For shipments on the sea, the shipping lines will need to divert to other ports where they most likely will declare an ‘end of voyage’. This means that the cargo will not move even when the situation gets resolved. It is on the initiative of the shipper or consignee, depending on the agreed terms, to return or sell the cargo. The shipping lines will not be responsible for any costs that occurred as a consequence (additional transport, storage, container rent,…).
For shipments already arrived in the Black Sea area, it is recommended that local consignees check the procedures. Most likely port operations will be suspended until further notice causing cargo to remain blocked in the port areas. Storage/Demurrage/Detention costs might occur. It is unclear what the policy will be on this from local terminals and shipping lines.
As several ports in the region were already full, this situation is expected to present additional challenges on top of existing global supply chain disruptions.
The Russian navy has shut down commercial shipping in the Sea of Azov. This sea connects the Black Sea and the Northern bank is Ukrainian. This is why the Russian navy is blocking this route. Ukraine has requested to Turkey to close the connection between the Black Sea and the Mediterranean Sea for all Russian ships as a countermeasure. Turkey is one of the 3 NATO members touching the Black Sea. The 2 others are Bulgaria and Romania.
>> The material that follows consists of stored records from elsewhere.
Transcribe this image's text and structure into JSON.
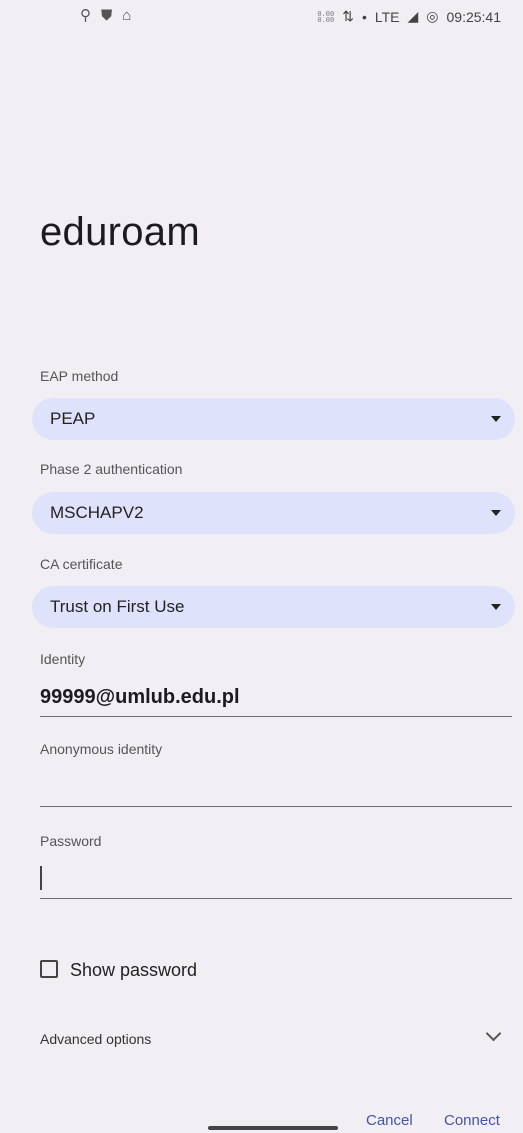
{
  "status_bar": {
    "time": "09:25:41",
    "network": "LTE",
    "speed_top": "0.00",
    "speed_bottom": "0.00",
    "dot": "•"
  },
  "dialog": {
    "title": "eduroam",
    "eap_method": {
      "label": "EAP method",
      "value": "PEAP"
    },
    "phase2": {
      "label": "Phase 2 authentication",
      "value": "MSCHAPV2"
    },
    "ca_cert": {
      "label": "CA certificate",
      "value": "Trust on First Use"
    },
    "identity": {
      "label": "Identity",
      "value": "99999@umlub.edu.pl"
    },
    "anonymous_identity": {
      "label": "Anonymous identity",
      "value": ""
    },
    "password": {
      "label": "Password",
      "value": ""
    },
    "show_password": {
      "label": "Show password",
      "checked": false
    },
    "advanced": {
      "label": "Advanced options"
    },
    "cancel_label": "Cancel",
    "connect_label": "Connect"
  }
}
COSCO & Hapag are the first to have reported ceasing all activities to and from Russia. Shipping lines are updating their policy as we speak, so the situation can change rapidly.
The rail connection from China to Europe is for the moment stable and we have not received any reports about possible service disruptions although some routings will be diverted to other territories.
All airfreight is suspended from and to Ukraine as long as the military actions are ongoing.
The entire situation will indefinitely lead to higher insurance costs for all parties who have activities in the region. For the shipping lines, this might result in a typical ‘war risk surcharge’.
For all transport modes, the situation is very uncertain as new sanctions will most likely get implemented. Depending on these restrictions certain policies will need to be updated. We will follow up on the situation closely.